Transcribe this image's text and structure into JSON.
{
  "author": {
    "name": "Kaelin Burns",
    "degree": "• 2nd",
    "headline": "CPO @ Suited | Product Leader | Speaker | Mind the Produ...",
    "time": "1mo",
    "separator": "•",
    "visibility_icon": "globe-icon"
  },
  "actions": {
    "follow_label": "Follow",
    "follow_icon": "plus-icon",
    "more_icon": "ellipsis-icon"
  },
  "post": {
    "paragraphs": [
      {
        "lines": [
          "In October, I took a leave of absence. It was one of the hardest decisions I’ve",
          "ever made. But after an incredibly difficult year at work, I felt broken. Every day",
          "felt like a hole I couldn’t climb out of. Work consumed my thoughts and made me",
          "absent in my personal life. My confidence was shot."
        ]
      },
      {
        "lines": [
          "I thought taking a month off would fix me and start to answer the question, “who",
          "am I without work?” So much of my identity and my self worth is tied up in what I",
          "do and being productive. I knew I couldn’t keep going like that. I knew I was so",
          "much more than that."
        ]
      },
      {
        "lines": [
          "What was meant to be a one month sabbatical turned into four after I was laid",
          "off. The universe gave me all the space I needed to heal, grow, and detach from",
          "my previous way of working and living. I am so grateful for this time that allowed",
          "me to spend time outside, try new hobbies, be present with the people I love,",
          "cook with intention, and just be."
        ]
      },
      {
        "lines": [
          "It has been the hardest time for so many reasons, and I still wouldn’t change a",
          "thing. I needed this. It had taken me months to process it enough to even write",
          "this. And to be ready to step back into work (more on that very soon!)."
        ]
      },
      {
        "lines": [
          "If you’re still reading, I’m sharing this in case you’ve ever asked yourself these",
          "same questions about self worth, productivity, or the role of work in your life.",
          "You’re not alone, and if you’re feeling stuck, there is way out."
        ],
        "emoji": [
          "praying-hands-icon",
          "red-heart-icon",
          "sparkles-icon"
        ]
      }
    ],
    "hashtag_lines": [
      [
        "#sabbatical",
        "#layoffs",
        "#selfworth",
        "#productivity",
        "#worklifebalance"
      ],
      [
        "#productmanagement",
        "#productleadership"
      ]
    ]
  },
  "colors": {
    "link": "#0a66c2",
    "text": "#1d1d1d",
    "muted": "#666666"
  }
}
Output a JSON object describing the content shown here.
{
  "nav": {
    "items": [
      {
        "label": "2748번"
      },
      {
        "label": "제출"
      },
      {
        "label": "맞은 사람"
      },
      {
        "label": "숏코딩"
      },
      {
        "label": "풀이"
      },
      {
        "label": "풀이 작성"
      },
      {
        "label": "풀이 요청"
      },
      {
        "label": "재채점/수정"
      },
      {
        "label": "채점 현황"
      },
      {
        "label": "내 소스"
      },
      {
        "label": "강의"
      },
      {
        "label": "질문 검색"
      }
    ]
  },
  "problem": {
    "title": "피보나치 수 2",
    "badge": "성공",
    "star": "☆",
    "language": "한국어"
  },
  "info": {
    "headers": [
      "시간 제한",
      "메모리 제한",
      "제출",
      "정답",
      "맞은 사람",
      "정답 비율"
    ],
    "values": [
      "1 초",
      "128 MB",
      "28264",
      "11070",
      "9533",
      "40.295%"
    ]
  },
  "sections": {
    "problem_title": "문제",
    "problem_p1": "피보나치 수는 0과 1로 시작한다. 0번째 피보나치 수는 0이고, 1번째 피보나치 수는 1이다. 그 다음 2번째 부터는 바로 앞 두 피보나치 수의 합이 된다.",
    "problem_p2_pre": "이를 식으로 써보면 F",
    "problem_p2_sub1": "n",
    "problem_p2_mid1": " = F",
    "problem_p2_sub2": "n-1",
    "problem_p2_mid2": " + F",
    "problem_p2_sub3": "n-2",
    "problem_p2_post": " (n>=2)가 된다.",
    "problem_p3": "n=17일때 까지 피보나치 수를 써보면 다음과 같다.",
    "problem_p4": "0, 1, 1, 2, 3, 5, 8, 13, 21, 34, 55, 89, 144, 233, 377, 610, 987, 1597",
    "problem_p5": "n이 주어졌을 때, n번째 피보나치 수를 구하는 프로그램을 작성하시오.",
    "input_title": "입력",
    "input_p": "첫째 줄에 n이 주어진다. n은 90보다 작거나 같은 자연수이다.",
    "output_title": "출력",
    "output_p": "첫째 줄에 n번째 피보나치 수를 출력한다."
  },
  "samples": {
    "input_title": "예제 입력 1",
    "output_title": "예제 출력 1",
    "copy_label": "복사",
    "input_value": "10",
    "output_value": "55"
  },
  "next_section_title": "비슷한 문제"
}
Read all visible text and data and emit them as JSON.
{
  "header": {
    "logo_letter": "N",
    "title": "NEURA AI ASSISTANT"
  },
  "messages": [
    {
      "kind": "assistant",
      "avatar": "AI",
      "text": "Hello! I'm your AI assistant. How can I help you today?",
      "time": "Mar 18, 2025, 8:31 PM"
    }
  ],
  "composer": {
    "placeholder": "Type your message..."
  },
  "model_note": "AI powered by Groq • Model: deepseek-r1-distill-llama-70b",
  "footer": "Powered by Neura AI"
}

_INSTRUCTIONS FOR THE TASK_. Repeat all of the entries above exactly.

_WRITTEN REPLY_.
Transcribe this image's text and structure into JSON.
{
  "author": {
    "name": "Kaelin Burns",
    "degree": "• 2nd",
    "headline": "CPO @ Suited | Product Leader | Speaker | Mind the Produ...",
    "time": "1mo",
    "separator": "•",
    "visibility_icon": "globe-icon"
  },
  "actions": {
    "follow_label": "Follow",
    "follow_icon": "plus-icon",
    "more_icon": "ellipsis-icon"
  },
  "post": {
    "paragraphs": [
      {
        "lines": [
          "In October, I took a leave of absence. It was one of the hardest decisions I’ve",
          "ever made. But after an incredibly difficult year at work, I felt broken. Every day",
          "felt like a hole I couldn’t climb out of. Work consumed my thoughts and made me",
          "absent in my personal life. My confidence was shot."
        ]
      },
      {
        "lines": [
          "I thought taking a month off would fix me and start to answer the question, “who",
          "am I without work?” So much of my identity and my self worth is tied up in what I",
          "do and being productive. I knew I couldn’t keep going like that. I knew I was so",
          "much more than that."
        ]
      },
      {
        "lines": [
          "What was meant to be a one month sabbatical turned into four after I was laid",
          "off. The universe gave me all the space I needed to heal, grow, and detach from",
          "my previous way of working and living. I am so grateful for this time that allowed",
          "me to spend time outside, try new hobbies, be present with the people I love,",
          "cook with intention, and just be."
        ]
      },
      {
        "lines": [
          "It has been the hardest time for so many reasons, and I still wouldn’t change a",
          "thing. I needed this. It had taken me months to process it enough to even write",
          "this. And to be ready to step back into work (more on that very soon!)."
        ]
      },
      {
        "lines": [
          "If you’re still reading, I’m sharing this in case you’ve ever asked yourself these",
          "same questions about self worth, productivity, or the role of work in your life.",
          "You’re not alone, and if you’re feeling stuck, there is way out."
        ],
        "emoji": [
          "praying-hands-icon",
          "red-heart-icon",
          "sparkles-icon"
        ]
      }
    ],
    "hashtag_lines": [
      [
        "#sabbatical",
        "#layoffs",
        "#selfworth",
        "#productivity",
        "#worklifebalance"
      ],
      [
        "#productmanagement",
        "#productleadership"
      ]
    ]
  },
  "colors": {
    "link": "#0a66c2",
    "text": "#1d1d1d",
    "muted": "#666666"
  }
}
Output a JSON object describing the content shown here.
{
  "nav": {
    "items": [
      {
        "label": "2748번"
      },
      {
        "label": "제출"
      },
      {
        "label": "맞은 사람"
      },
      {
        "label": "숏코딩"
      },
      {
        "label": "풀이"
      },
      {
        "label": "풀이 작성"
      },
      {
        "label": "풀이 요청"
      },
      {
        "label": "재채점/수정"
      },
      {
        "label": "채점 현황"
      },
      {
        "label": "내 소스"
      },
      {
        "label": "강의"
      },
      {
        "label": "질문 검색"
      }
    ]
  },
  "problem": {
    "title": "피보나치 수 2",
    "badge": "성공",
    "star": "☆",
    "language": "한국어"
  },
  "info": {
    "headers": [
      "시간 제한",
      "메모리 제한",
      "제출",
      "정답",
      "맞은 사람",
      "정답 비율"
    ],
    "values": [
      "1 초",
      "128 MB",
      "28264",
      "11070",
      "9533",
      "40.295%"
    ]
  },
  "sections": {
    "problem_title": "문제",
    "problem_p1": "피보나치 수는 0과 1로 시작한다. 0번째 피보나치 수는 0이고, 1번째 피보나치 수는 1이다. 그 다음 2번째 부터는 바로 앞 두 피보나치 수의 합이 된다.",
    "problem_p2_pre": "이를 식으로 써보면 F",
    "problem_p2_sub1": "n",
    "problem_p2_mid1": " = F",
    "problem_p2_sub2": "n-1",
    "problem_p2_mid2": " + F",
    "problem_p2_sub3": "n-2",
    "problem_p2_post": " (n>=2)가 된다.",
    "problem_p3": "n=17일때 까지 피보나치 수를 써보면 다음과 같다.",
    "problem_p4": "0, 1, 1, 2, 3, 5, 8, 13, 21, 34, 55, 89, 144, 233, 377, 610, 987, 1597",
    "problem_p5": "n이 주어졌을 때, n번째 피보나치 수를 구하는 프로그램을 작성하시오.",
    "input_title": "입력",
    "input_p": "첫째 줄에 n이 주어진다. n은 90보다 작거나 같은 자연수이다.",
    "output_title": "출력",
    "output_p": "첫째 줄에 n번째 피보나치 수를 출력한다."
  },
  "samples": {
    "input_title": "예제 입력 1",
    "output_title": "예제 출력 1",
    "copy_label": "복사",
    "input_value": "10",
    "output_value": "55"
  },
  "next_section_title": "비슷한 문제"
}
Read all visible text and data and emit them as JSON.
{
  "header": {
    "logo_letter": "N",
    "title": "NEURA AI ASSISTANT"
  },
  "messages": [
    {
      "kind": "assistant",
      "avatar": "AI",
      "text": "Hello! I'm your AI assistant. How can I help you today?",
      "time": "Mar 18, 2025, 8:31 PM"
    }
  ],
  "composer": {
    "placeholder": "Type your message..."
  },
  "model_note": "AI powered by Groq • Model: deepseek-r1-distill-llama-70b",
  "footer": "Powered by Neura AI"
}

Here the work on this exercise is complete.